“Assumptions that men circumcised in childhood are satisfied with or suffer no adverse effects from circumcision have no scientific foundation”

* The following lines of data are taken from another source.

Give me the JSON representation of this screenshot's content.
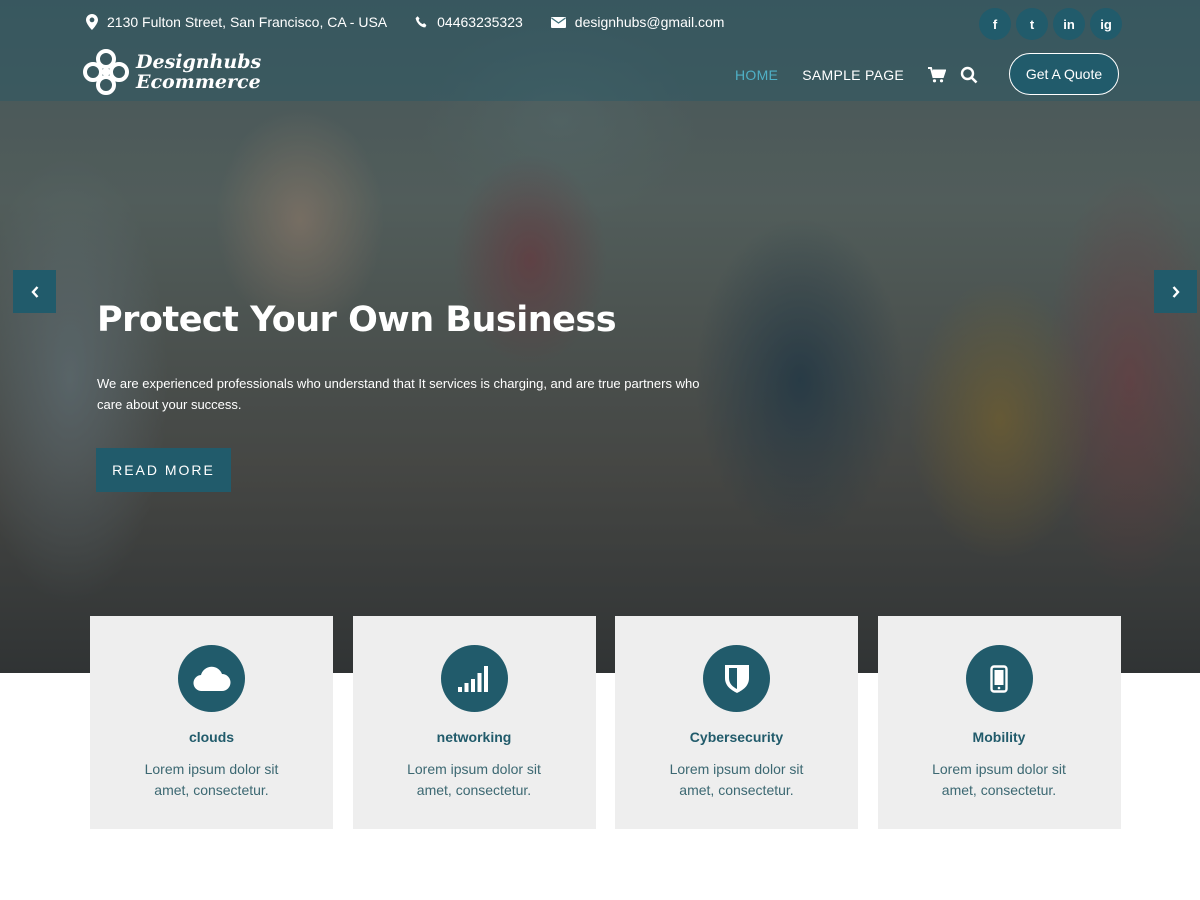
{
  "topbar": {
    "address": "2130 Fulton Street, San Francisco, CA - USA",
    "phone": "04463235323",
    "email": "designhubs@gmail.com",
    "social": [
      {
        "label": "f",
        "icon": "facebook-icon"
      },
      {
        "label": "t",
        "icon": "twitter-icon"
      },
      {
        "label": "in",
        "icon": "linkedin-icon"
      },
      {
        "label": "ig",
        "icon": "instagram-icon"
      }
    ]
  },
  "logo": {
    "line1": "Designhubs",
    "line2": "Ecommerce"
  },
  "nav": {
    "items": [
      {
        "label": "HOME",
        "active": true
      },
      {
        "label": "SAMPLE PAGE",
        "active": false
      }
    ],
    "cart_icon": "cart-icon",
    "search_icon": "search-icon",
    "quote_label": "Get A Quote"
  },
  "hero": {
    "title": "Protect Your Own Business",
    "description": "We are experienced professionals who understand that It services is charging, and are true partners who care about your success.",
    "button_label": "READ MORE",
    "prev_icon": "chevron-left-icon",
    "next_icon": "chevron-right-icon"
  },
  "services": [
    {
      "title": "clouds",
      "text": "Lorem ipsum dolor sit amet, consectetur.",
      "icon": "cloud-icon"
    },
    {
      "title": "networking",
      "text": "Lorem ipsum dolor sit amet, consectetur.",
      "icon": "signal-bars-icon"
    },
    {
      "title": "Cybersecurity",
      "text": "Lorem ipsum dolor sit amet, consectetur.",
      "icon": "shield-icon"
    },
    {
      "title": "Mobility",
      "text": "Lorem ipsum dolor sit amet, consectetur.",
      "icon": "mobile-phone-icon"
    }
  ],
  "colors": {
    "accent": "#215b6b",
    "active_nav": "#4fb0c6",
    "card_bg": "#eeeeee"
  }
}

By Ian Dunt: Any debate which touches on religion or gender quickly gets dragged into the culture war. So when the news broke on Sunday that Iceland was considering banning male circumcision, you could already sense the identity-politics battlelines forming. Islamophobes would love to weaponise the issue, as they do Halal food, to exploit crude religious divisions and present Islam as fundamentally barbarbaric. Men’s rights activists, whose strange combination of aggression and theatrical vulnerability leads them to claim every offence against women as somehow akin to one against men, could use it to pretend that male and female circumcision were comparable, which they most manifestly are not. On the other side, Jewish and Muslim groups are genuinely outraged by the idea this tradition could ever be banned. Skirting the issue It’s likely that if it were, they would just travel abroad to have it done. And the procedure itself seems basically harmless. Men rarely complain about it. It doesn’t prevent or hinder sexual pleasure, as female genital mutilation does. It may even have some health benefits, by making it harder to transmit sexually transmitted diseases.